■ Data for review

*** Begin section ***

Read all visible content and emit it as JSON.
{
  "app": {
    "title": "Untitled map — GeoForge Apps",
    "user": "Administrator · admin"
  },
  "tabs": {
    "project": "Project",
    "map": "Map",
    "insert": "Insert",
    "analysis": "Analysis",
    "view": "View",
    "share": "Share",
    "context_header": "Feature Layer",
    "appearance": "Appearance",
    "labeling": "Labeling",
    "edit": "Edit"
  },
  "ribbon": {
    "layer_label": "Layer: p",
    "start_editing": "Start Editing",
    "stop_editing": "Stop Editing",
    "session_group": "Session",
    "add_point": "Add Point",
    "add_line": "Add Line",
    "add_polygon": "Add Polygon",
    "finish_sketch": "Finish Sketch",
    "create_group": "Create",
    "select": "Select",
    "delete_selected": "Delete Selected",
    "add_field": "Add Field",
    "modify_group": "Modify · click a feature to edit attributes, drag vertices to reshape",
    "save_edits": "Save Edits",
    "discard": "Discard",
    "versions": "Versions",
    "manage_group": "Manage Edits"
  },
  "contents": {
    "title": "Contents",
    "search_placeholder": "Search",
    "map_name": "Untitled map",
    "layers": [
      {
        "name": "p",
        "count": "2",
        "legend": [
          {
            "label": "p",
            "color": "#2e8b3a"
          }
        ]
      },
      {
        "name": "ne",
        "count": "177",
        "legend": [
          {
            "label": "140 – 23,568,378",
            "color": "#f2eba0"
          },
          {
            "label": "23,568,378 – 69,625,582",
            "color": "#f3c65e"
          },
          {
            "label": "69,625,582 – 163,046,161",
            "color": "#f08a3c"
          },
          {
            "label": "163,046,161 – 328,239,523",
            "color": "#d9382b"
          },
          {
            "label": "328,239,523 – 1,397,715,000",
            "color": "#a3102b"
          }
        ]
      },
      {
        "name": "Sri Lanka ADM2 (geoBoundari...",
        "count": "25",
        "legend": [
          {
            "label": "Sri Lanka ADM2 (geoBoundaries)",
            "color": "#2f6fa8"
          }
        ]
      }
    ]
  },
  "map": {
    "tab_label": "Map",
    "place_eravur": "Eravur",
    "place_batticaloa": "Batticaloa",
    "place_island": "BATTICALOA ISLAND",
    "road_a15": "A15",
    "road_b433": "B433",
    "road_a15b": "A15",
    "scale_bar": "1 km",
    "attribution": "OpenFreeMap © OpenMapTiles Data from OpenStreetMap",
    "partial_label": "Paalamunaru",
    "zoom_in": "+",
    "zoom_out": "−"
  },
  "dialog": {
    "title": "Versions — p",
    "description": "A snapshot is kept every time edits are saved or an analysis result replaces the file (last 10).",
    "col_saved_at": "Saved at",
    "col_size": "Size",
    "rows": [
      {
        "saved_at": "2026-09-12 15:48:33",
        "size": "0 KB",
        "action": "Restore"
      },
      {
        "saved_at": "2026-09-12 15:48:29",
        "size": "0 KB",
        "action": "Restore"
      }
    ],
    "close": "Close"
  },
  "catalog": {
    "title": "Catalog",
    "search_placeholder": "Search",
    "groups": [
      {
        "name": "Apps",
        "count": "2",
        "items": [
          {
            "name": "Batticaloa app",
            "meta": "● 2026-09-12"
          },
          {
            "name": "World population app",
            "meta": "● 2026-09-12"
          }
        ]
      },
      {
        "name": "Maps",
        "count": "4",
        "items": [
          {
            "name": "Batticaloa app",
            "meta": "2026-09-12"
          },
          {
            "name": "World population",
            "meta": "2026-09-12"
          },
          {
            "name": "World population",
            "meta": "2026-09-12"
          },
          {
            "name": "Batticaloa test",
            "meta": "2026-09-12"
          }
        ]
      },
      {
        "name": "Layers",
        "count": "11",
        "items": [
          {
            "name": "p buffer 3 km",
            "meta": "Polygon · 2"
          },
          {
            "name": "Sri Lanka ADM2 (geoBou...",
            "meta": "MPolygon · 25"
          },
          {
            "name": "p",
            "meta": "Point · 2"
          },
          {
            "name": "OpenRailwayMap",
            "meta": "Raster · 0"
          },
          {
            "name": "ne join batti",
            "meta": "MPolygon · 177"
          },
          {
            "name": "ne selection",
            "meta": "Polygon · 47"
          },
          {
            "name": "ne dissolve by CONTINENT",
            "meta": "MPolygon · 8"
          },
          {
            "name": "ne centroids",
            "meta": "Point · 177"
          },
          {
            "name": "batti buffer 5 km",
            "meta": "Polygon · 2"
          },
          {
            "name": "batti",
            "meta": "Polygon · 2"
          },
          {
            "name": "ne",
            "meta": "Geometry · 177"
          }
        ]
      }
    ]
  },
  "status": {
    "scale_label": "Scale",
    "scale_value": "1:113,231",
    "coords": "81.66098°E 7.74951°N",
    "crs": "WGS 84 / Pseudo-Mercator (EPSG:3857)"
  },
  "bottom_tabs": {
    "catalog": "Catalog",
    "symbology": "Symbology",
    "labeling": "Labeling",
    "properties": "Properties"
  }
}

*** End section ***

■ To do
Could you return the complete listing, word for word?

■ Result of the exercise
Read all visible content and emit it as JSON.
{
  "app": {
    "title": "Untitled map — GeoForge Apps",
    "user": "Administrator · admin"
  },
  "tabs": {
    "project": "Project",
    "map": "Map",
    "insert": "Insert",
    "analysis": "Analysis",
    "view": "View",
    "share": "Share",
    "context_header": "Feature Layer",
    "appearance": "Appearance",
    "labeling": "Labeling",
    "edit": "Edit"
  },
  "ribbon": {
    "layer_label": "Layer: p",
    "start_editing": "Start Editing",
    "stop_editing": "Stop Editing",
    "session_group": "Session",
    "add_point": "Add Point",
    "add_line": "Add Line",
    "add_polygon": "Add Polygon",
    "finish_sketch": "Finish Sketch",
    "create_group": "Create",
    "select": "Select",
    "delete_selected": "Delete Selected",
    "add_field": "Add Field",
    "modify_group": "Modify · click a feature to edit attributes, drag vertices to reshape",
    "save_edits": "Save Edits",
    "discard": "Discard",
    "versions": "Versions",
    "manage_group": "Manage Edits"
  },
  "contents": {
    "title": "Contents",
    "search_placeholder": "Search",
    "map_name": "Untitled map",
    "layers": [
      {
        "name": "p",
        "count": "2",
        "legend": [
          {
            "label": "p",
            "color": "#2e8b3a"
          }
        ]
      },
      {
        "name": "ne",
        "count": "177",
        "legend": [
          {
            "label": "140 – 23,568,378",
            "color": "#f2eba0"
          },
          {
            "label": "23,568,378 – 69,625,582",
            "color": "#f3c65e"
          },
          {
            "label": "69,625,582 – 163,046,161",
            "color": "#f08a3c"
          },
          {
            "label": "163,046,161 – 328,239,523",
            "color": "#d9382b"
          },
          {
            "label": "328,239,523 – 1,397,715,000",
            "color": "#a3102b"
          }
        ]
      },
      {
        "name": "Sri Lanka ADM2 (geoBoundari...",
        "count": "25",
        "legend": [
          {
            "label": "Sri Lanka ADM2 (geoBoundaries)",
            "color": "#2f6fa8"
          }
        ]
      }
    ]
  },
  "map": {
    "tab_label": "Map",
    "place_eravur": "Eravur",
    "place_batticaloa": "Batticaloa",
    "place_island": "BATTICALOA ISLAND",
    "road_a15": "A15",
    "road_b433": "B433",
    "road_a15b": "A15",
    "scale_bar": "1 km",
    "attribution": "OpenFreeMap © OpenMapTiles Data from OpenStreetMap",
    "partial_label": "Paalamunaru",
    "zoom_in": "+",
    "zoom_out": "−"
  },
  "dialog": {
    "title": "Versions — p",
    "description": "A snapshot is kept every time edits are saved or an analysis result replaces the file (last 10).",
    "col_saved_at": "Saved at",
    "col_size": "Size",
    "rows": [
      {
        "saved_at": "2026-09-12 15:48:33",
        "size": "0 KB",
        "action": "Restore"
      },
      {
        "saved_at": "2026-09-12 15:48:29",
        "size": "0 KB",
        "action": "Restore"
      }
    ],
    "close": "Close"
  },
  "catalog": {
    "title": "Catalog",
    "search_placeholder": "Search",
    "groups": [
      {
        "name": "Apps",
        "count": "2",
        "items": [
          {
            "name": "Batticaloa app",
            "meta": "● 2026-09-12"
          },
          {
            "name": "World population app",
            "meta": "● 2026-09-12"
          }
        ]
      },
      {
        "name": "Maps",
        "count": "4",
        "items": [
          {
            "name": "Batticaloa app",
            "meta": "2026-09-12"
          },
          {
            "name": "World population",
            "meta": "2026-09-12"
          },
          {
            "name": "World population",
            "meta": "2026-09-12"
          },
          {
            "name": "Batticaloa test",
            "meta": "2026-09-12"
          }
        ]
      },
      {
        "name": "Layers",
        "count": "11",
        "items": [
          {
            "name": "p buffer 3 km",
            "meta": "Polygon · 2"
          },
          {
            "name": "Sri Lanka ADM2 (geoBou...",
            "meta": "MPolygon · 25"
          },
          {
            "name": "p",
            "meta": "Point · 2"
          },
          {
            "name": "OpenRailwayMap",
            "meta": "Raster · 0"
          },
          {
            "name": "ne join batti",
            "meta": "MPolygon · 177"
          },
          {
            "name": "ne selection",
            "meta": "Polygon · 47"
          },
          {
            "name": "ne dissolve by CONTINENT",
            "meta": "MPolygon · 8"
          },
          {
            "name": "ne centroids",
            "meta": "Point · 177"
          },
          {
            "name": "batti buffer 5 km",
            "meta": "Polygon · 2"
          },
          {
            "name": "batti",
            "meta": "Polygon · 2"
          },
          {
            "name": "ne",
            "meta": "Geometry · 177"
          }
        ]
      }
    ]
  },
  "status": {
    "scale_label": "Scale",
    "scale_value": "1:113,231",
    "coords": "81.66098°E 7.74951°N",
    "crs": "WGS 84 / Pseudo-Mercator (EPSG:3857)"
  },
  "bottom_tabs": {
    "catalog": "Catalog",
    "symbology": "Symbology",
    "labeling": "Labeling",
    "properties": "Properties"
  }
}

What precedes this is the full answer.